- [REQUIRED WORK] Repeat the entries exactly. Leave nothing out.

··· RECORDS FOR THE TASK

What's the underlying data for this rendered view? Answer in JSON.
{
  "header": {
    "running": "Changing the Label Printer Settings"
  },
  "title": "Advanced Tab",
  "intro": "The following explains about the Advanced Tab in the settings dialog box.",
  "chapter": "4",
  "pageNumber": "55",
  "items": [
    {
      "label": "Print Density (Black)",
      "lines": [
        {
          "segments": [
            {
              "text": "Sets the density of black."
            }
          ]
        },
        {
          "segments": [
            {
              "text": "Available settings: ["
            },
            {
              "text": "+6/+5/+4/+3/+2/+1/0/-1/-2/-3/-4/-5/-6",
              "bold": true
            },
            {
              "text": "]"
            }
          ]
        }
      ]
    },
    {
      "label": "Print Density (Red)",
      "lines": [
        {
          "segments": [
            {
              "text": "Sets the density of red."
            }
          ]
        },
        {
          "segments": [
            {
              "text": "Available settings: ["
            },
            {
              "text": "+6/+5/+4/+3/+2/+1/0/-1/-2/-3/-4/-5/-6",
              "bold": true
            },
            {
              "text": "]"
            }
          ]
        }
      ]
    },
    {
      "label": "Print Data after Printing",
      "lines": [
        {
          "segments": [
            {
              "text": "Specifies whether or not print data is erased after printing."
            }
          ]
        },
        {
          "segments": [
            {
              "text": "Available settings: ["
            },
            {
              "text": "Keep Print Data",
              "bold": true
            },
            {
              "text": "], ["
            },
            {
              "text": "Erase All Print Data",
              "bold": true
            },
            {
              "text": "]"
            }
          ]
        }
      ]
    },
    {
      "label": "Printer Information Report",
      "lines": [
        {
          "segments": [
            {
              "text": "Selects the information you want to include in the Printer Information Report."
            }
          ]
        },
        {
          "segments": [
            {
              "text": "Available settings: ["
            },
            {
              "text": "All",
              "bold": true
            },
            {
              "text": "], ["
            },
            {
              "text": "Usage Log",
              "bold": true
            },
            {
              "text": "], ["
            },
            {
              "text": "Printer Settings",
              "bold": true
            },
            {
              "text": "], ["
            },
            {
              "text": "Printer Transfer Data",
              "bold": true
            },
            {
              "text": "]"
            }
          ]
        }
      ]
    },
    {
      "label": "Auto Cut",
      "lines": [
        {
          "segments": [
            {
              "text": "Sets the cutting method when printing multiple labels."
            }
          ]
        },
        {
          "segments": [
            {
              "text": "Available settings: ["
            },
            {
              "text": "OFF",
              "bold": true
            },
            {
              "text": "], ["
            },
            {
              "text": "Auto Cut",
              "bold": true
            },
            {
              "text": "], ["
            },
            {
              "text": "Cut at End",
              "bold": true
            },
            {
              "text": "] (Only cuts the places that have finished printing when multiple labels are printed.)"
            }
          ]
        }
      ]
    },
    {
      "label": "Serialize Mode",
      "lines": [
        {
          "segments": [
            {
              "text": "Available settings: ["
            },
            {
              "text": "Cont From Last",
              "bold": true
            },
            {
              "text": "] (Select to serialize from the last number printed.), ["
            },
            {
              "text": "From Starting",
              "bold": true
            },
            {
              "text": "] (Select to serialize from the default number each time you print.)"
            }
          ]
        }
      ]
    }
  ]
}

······

- [TASK RESPONSE]
What's the underlying data for this rendered view? Answer in JSON.
{
  "header": {
    "running": "Changing the Label Printer Settings"
  },
  "title": "Advanced Tab",
  "intro": "The following explains about the Advanced Tab in the settings dialog box.",
  "chapter": "4",
  "pageNumber": "55",
  "items": [
    {
      "label": "Print Density (Black)",
      "lines": [
        {
          "segments": [
            {
              "text": "Sets the density of black."
            }
          ]
        },
        {
          "segments": [
            {
              "text": "Available settings: ["
            },
            {
              "text": "+6/+5/+4/+3/+2/+1/0/-1/-2/-3/-4/-5/-6",
              "bold": true
            },
            {
              "text": "]"
            }
          ]
        }
      ]
    },
    {
      "label": "Print Density (Red)",
      "lines": [
        {
          "segments": [
            {
              "text": "Sets the density of red."
            }
          ]
        },
        {
          "segments": [
            {
              "text": "Available settings: ["
            },
            {
              "text": "+6/+5/+4/+3/+2/+1/0/-1/-2/-3/-4/-5/-6",
              "bold": true
            },
            {
              "text": "]"
            }
          ]
        }
      ]
    },
    {
      "label": "Print Data after Printing",
      "lines": [
        {
          "segments": [
            {
              "text": "Specifies whether or not print data is erased after printing."
            }
          ]
        },
        {
          "segments": [
            {
              "text": "Available settings: ["
            },
            {
              "text": "Keep Print Data",
              "bold": true
            },
            {
              "text": "], ["
            },
            {
              "text": "Erase All Print Data",
              "bold": true
            },
            {
              "text": "]"
            }
          ]
        }
      ]
    },
    {
      "label": "Printer Information Report",
      "lines": [
        {
          "segments": [
            {
              "text": "Selects the information you want to include in the Printer Information Report."
            }
          ]
        },
        {
          "segments": [
            {
              "text": "Available settings: ["
            },
            {
              "text": "All",
              "bold": true
            },
            {
              "text": "], ["
            },
            {
              "text": "Usage Log",
              "bold": true
            },
            {
              "text": "], ["
            },
            {
              "text": "Printer Settings",
              "bold": true
            },
            {
              "text": "], ["
            },
            {
              "text": "Printer Transfer Data",
              "bold": true
            },
            {
              "text": "]"
            }
          ]
        }
      ]
    },
    {
      "label": "Auto Cut",
      "lines": [
        {
          "segments": [
            {
              "text": "Sets the cutting method when printing multiple labels."
            }
          ]
        },
        {
          "segments": [
            {
              "text": "Available settings: ["
            },
            {
              "text": "OFF",
              "bold": true
            },
            {
              "text": "], ["
            },
            {
              "text": "Auto Cut",
              "bold": true
            },
            {
              "text": "], ["
            },
            {
              "text": "Cut at End",
              "bold": true
            },
            {
              "text": "] (Only cuts the places that have finished printing when multiple labels are printed.)"
            }
          ]
        }
      ]
    },
    {
      "label": "Serialize Mode",
      "lines": [
        {
          "segments": [
            {
              "text": "Available settings: ["
            },
            {
              "text": "Cont From Last",
              "bold": true
            },
            {
              "text": "] (Select to serialize from the last number printed.), ["
            },
            {
              "text": "From Starting",
              "bold": true
            },
            {
              "text": "] (Select to serialize from the default number each time you print.)"
            }
          ]
        }
      ]
    }
  ]
}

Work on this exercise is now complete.